View Single Post
Gunni
#1
Dec8-03, 11:56 AM
P: 41
Hello,

I was talking to a friend of mine that's studying math at the university here and he gave me this problem to solve: Prove Gregory's formula. I'm going nuts. I've broken it down into a single sum like this:

[tex] \frac{\pi}{4} = 1-\frac{1}{3}+\frac{1}{5}-\frac{1}{7} ... = \sum_{n=0}^\infty \frac{1}{(1+2n)(-1)^n}[/tex]

Now, from there I've tried integrating it with the upper limits at infinity and lower at 0, tried connecting it to a circle with a radius of 1/2 and pretty much everything I can think of. I'm not really asking for a complete proof of the formula as I'd like to try to do it myself, just a little help. Am I doing the totally wrong thing or would this approach work out if I did something different?

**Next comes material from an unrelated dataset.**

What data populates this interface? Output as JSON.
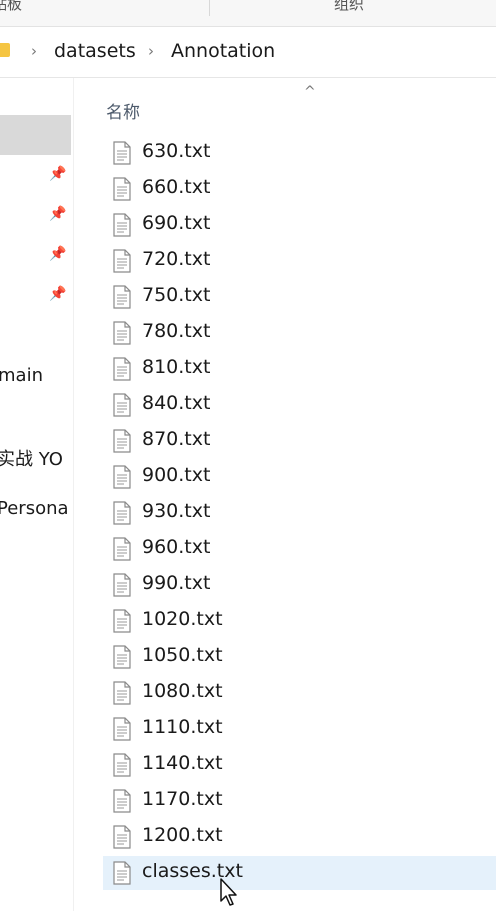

Thanks
Phys.Org News Partner Science news on Phys.org
Hoverbike drone project for air transport takes off
Earlier Stone Age artifacts found in Northern Cape of South Africa
Study reveals new characteristics of complex oxide surfaces